    • By contrast, in 2018, only 38% of state pupils in England sat the EBacc, and just 21% passed it. These figures have been almost static for years.
    • Even as it damages creative and artistic education in our schools, the EBacc is failing on its own terms. There is no justification for keeping it in its current form or for retaining unreachable targets.

    What can you do about it?

    • Use our template letter to write to your MP and make sure they know about the damage being caused by the EBacc.
    • Read our advocacy pack and share it with friends who are worried about the impact of the EBacc on our schools.
    • Tell your friends about the campaign on social media, using the hashtag #BaccfortheFuture.

    What does Bacc for the Future propose instead?

    Bacc for the Future believes there are a number of viable alternatives to the present EBacc which have extensive support across the arts and the political spectrum.

    We believe the simplest option is to reform the EBacc by including a “sixth pillar” of arts and creative subjects. This was recommended by Darren Henley, now Chief Executive of Arts Council England, in his 2011 review of music education in England.

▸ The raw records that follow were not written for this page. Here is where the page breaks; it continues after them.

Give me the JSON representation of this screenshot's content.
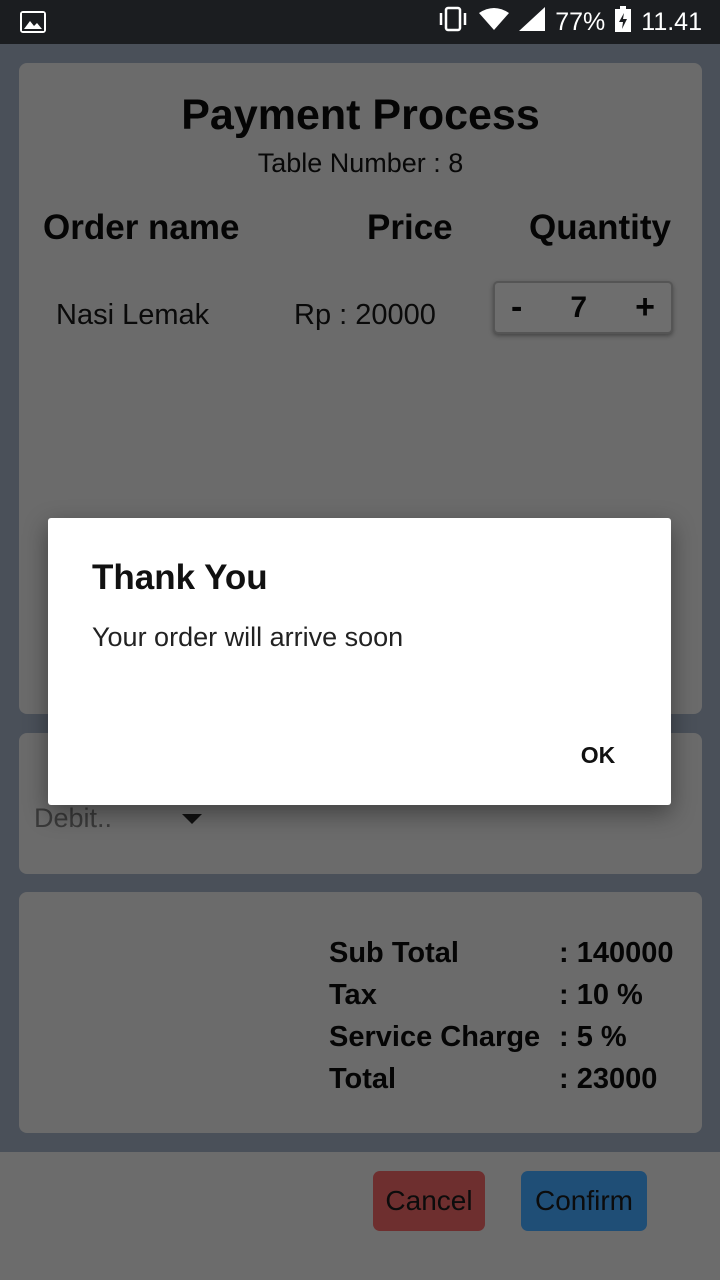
{
  "status_bar": {
    "battery_percent": "77%",
    "time": "11.41",
    "icons": [
      "gallery-icon",
      "vibrate-icon",
      "wifi-icon",
      "signal-icon",
      "battery-charging-icon"
    ]
  },
  "order": {
    "title": "Payment Process",
    "table_number": "Table Number : 8",
    "headers": {
      "name": "Order name",
      "price": "Price",
      "quantity": "Quantity"
    },
    "items": [
      {
        "name": "Nasi Lemak",
        "price": "Rp : 20000",
        "quantity": "7"
      }
    ],
    "stepper": {
      "minus": "-",
      "plus": "+"
    }
  },
  "payment": {
    "method_selected": "Debit.."
  },
  "summary": {
    "rows": [
      {
        "label": "Sub Total",
        "value": ": 140000"
      },
      {
        "label": "Tax",
        "value": ": 10 %"
      },
      {
        "label": "Service Charge",
        "value": ": 5 %"
      },
      {
        "label": "Total",
        "value": ": 23000"
      }
    ]
  },
  "actions": {
    "cancel_label": "Cancel",
    "confirm_label": "Confirm"
  },
  "dialog": {
    "title": "Thank You",
    "message": "Your order will arrive soon",
    "ok_label": "OK"
  },
  "colors": {
    "cancel": "#6e2f2f",
    "confirm": "#1f4e76",
    "dialog_bg": "#ffffff",
    "status_bar": "#1b1d20"
  }
}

    The Government could also abolish the EBacc and Progress 8 outright. However, if it does so, it must ensure that any new accountability measures effectively incorporate arts and creative subjects.

    Bacc for the Future supporter the Edge Foundation, an education thinktank chaired by former Education Secretary Lord Baker, produced a report in 2016 which detailed its ideas for a “New Baccalaureate” incorporating creative subjects. You can read the full report on the Edge Foundation website.

  • Key Statistics

    What is happening to creative subjects in England?

    The EBacc is already having a major impact on arts and creative subjects in our schools.

    Figures from the Department for Education show there has been a 19.63% decline in the proportion of pupils taking arts and creative subjects at GCSE since 2014/15, even taking account of changes in the overall numbers of pupils taking GCSE.

    Even as the EBacc squeezes arts and creative subjects from schools, the Government is failing to meet its targets for take-up. The Government wants 75% of pupils taking the EBacc by 2022, and 90% by 2025. Yet in 2018 just 38% of pupils took the EBacc, a figure that has remained roughly static since 2014, and just 16.7% of pupils actually passed it. The EBacc is not just squeezing arts and creative subjects from schools- it is also failing on its own terms.

    Subject2014/15*2015/16*2016/172017/18% decline since 2014/15
    Fall in % of cohort since 2014/15 to 2017/18Fall in entries since 2014/15 as a proportion of total number of pupils at the end of KS%
    Art and Design170,800162,600157,085154,8159.361.423.58
    Any Design and Technology184,200166,900150,694114,87937.6410.4634.71
    Performing Arts6,0005,3004,064----
    Total Music, Drama, Art and Design, Any Design and Technology, and Media/Film/TV520,400485,800450,169399,48923.2416.7219.63
    Total number of pupils at the end of Key Stage 4611,024600,425587,640583,6174.49--

    End of Key Stage 4 GCSE entry numbers for all schools in England

    Source: Department for Education statistics

    *Approximate figures

    A dash indicates no figures available. Due to lack of figures throughout the period Performing Arts and Dance are not included in the total numbers doing creative subjects.

    The data shows that discounting subjects where figures are not available throughout the period, there has been a 19.63% fall since 2014/15 in the numbers taking creative subjects as a proportion of the overall GCSE cohort.